  16. Crockford DJ, Holmes E, Lindon JC, Plumb RS, Zirah S, Bruce SJ, Rainville P, Stumpf CL, Nicholson JK: Statistical heterospectroscopy, an approach to the integrated analysis of NMR and UPLC-MS data sets: application in metabonomic toxicology studies.

    Anal Chem 2006, 78:363-371. PubMed Abstract | Publisher Full Text OpenURL

  17. Lawton KA, Berger A, Mitchell M, Milgram KE, Evans AM, Guo L, Hanson RW, Kalhan SC, Ryals JA, Milburn MV: Analysis of the adult human plasma metabolome.

    Pharmacogenomics 2008, 9:383-397. PubMed Abstract | Publisher Full Text OpenURL

  18. Sreekumar A, Poisson LM, Rajendiran TM, Khan AP, Cao Q, Yu J, Laxman B, Mehra R, Lonigro RJ, Li Y, Nyati MK, Ahsan A, Kalyana-Sundaram S, Han B, Cao X, Byun J, Omenn GS, Ghosh D, Pennathur S, Alexander DC, Berger A, Shuster JR, Wei JT, Varambally S, Beecher C, Chinnaiyan AM: Metabolomic profiles delineate potential role for sarcosine in prostate cancer progression.
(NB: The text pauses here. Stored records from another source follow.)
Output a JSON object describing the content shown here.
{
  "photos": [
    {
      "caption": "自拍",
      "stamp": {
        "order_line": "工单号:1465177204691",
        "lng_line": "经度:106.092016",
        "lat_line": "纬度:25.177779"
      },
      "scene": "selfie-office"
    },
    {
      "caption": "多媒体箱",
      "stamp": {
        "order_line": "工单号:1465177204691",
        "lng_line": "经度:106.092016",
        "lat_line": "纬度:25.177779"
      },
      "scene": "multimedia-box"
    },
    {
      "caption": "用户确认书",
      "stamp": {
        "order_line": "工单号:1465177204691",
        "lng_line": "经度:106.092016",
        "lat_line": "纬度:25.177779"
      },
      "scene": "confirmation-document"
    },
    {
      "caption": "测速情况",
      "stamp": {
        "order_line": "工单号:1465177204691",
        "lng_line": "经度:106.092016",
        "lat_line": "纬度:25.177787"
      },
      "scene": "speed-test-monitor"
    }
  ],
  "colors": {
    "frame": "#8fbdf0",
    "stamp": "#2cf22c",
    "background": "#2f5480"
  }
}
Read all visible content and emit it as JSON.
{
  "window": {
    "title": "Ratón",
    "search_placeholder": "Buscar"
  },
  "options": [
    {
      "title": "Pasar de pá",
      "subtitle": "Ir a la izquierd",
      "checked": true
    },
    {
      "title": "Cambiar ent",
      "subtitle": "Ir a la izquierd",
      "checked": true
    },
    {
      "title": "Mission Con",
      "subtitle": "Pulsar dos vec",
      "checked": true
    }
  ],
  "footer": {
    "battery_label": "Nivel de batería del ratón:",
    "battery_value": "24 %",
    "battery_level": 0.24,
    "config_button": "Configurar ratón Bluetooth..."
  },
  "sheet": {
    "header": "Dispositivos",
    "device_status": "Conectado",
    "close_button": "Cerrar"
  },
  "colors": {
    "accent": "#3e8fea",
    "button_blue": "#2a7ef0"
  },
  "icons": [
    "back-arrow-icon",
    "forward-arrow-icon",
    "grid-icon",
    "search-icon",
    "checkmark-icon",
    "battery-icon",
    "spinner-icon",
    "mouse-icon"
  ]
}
    Nature 2009, 457:910-914. PubMed Abstract | Publisher Full Text | PubMed Central Full Text OpenURL

  19. Boudonck KJ, Mitchell MW, Nemet L, Keresztes L, Nyska A, Shinar D, Rosenstock M: Discovery of metabolomics biomarkers for early detection of nephrotoxicity.

    Toxicol Pathol 2009, 37:280-292. PubMed Abstract | Publisher Full Text OpenURL

  20. Watson M, Roulston A, Bélec L, Billot X, Marcellus R, Bédard D, Bernier C, Branchaud S, Chan H, Dairi K, Gilbert K, Goulet D, Gratton MO, Isakau H, Jang A, Khadir A, Koch E, Lavoie M, Lawless M, Nguyen M, Paquette D, Turcotte E, Berger A, Mitchell M, Shore GC, Beauparlant P: The small molecule GMX1778 is a potent inhibitor of NAD+ biosynthesis: strategy for enhanced therapy in nicotinic acid phosphoribosyltransferase 1-deficient tumors.

    Mol Cell Biol 2009, 29:5872-5888. PubMed Abstract | Publisher Full Text | PubMed Central Full Text OpenURL

  21. Ohta T, Masutomi N, Tsutsui N, Sakairi T, Mitchell M, Milburn MV, Ryals JA, Beebe KD, Guo L: Untargeted metabolomic profiling as an evaluative tool of fenofibrate-induced toxicology in Fischer 344 male rats.

    Toxicol Pathol 2009, 37:521-535. PubMed Abstract | Publisher Full Text OpenURL

  22. Boudonck KJ, Mitchell M, Wulff J, Ryals JA: Characterization of the biochemical variability of bovine milk using metabolomics.

    Metabolomics 2009, 5:375-386. Publisher Full Text OpenURL

  23. Halket JM, Waterman D, Przyborowska AM, Patel RK, Fraser PD, Bramley PM: Chemical derivatization and mass spectral libraries in metabolic profiling by GC/MS and LC/MS/MS.

    J Exp Bot 2005, 56:219-243. PubMed Abstract | Publisher Full Text OpenURL